**THE PROBLEM:** Copy each line below that contains "JSON".

Items from a dataset:
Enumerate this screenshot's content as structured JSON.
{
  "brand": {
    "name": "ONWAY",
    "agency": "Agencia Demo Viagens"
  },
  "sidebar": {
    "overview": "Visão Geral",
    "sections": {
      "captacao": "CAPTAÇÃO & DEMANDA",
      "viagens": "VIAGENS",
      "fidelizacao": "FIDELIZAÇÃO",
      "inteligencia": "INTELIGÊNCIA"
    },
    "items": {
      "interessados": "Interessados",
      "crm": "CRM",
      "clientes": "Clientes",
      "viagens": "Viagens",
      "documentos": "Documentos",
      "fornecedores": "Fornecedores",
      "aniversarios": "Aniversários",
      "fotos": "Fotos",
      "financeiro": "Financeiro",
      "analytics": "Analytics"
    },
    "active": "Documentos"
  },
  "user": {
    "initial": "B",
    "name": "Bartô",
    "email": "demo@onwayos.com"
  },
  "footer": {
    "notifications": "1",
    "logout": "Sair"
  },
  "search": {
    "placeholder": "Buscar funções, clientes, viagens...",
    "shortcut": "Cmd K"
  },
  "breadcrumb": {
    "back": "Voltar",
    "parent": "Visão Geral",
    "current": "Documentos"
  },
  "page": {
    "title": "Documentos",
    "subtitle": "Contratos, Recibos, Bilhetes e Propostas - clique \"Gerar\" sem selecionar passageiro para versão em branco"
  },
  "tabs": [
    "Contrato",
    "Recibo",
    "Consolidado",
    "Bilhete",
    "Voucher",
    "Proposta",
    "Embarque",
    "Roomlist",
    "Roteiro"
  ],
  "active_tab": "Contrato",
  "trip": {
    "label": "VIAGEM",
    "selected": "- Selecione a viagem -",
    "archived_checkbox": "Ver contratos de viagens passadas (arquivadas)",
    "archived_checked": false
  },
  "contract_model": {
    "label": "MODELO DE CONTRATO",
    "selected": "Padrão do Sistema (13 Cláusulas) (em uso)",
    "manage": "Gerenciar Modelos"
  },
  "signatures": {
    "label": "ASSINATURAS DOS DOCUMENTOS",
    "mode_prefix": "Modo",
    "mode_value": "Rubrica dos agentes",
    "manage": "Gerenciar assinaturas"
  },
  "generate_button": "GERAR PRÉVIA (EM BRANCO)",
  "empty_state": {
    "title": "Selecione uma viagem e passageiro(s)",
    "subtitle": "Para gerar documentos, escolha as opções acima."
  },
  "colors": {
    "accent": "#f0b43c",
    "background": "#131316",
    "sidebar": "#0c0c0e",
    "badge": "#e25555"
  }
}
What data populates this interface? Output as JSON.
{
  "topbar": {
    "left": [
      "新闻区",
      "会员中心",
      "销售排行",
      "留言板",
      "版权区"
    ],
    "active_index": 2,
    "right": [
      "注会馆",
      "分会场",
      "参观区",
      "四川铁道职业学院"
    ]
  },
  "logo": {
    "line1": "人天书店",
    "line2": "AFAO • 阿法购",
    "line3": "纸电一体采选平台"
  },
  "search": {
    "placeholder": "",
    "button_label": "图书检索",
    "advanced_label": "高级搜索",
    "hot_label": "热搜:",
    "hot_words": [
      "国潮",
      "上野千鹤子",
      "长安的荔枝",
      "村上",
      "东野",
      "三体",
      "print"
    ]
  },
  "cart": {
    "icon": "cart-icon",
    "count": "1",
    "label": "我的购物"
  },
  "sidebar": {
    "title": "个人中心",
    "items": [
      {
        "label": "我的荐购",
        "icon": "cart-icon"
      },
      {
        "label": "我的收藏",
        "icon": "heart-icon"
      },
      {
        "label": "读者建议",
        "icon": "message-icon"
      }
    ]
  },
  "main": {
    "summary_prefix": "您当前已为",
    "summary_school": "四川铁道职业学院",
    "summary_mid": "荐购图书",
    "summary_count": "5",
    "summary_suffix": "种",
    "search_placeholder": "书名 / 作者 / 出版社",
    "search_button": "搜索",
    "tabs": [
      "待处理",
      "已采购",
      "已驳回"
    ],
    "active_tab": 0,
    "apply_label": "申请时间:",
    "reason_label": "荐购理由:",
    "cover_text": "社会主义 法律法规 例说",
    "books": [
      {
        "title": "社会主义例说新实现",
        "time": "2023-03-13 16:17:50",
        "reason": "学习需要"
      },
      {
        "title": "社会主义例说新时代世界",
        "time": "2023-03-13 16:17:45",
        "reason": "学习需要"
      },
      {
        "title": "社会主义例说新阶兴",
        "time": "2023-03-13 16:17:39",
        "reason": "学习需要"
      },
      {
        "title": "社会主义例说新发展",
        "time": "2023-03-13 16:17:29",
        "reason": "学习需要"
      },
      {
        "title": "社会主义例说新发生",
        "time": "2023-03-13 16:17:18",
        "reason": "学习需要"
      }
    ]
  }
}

**TASK RESPONSE:**
Enumerate this screenshot's content as structured JSON.
What data populates this interface? Output as JSON.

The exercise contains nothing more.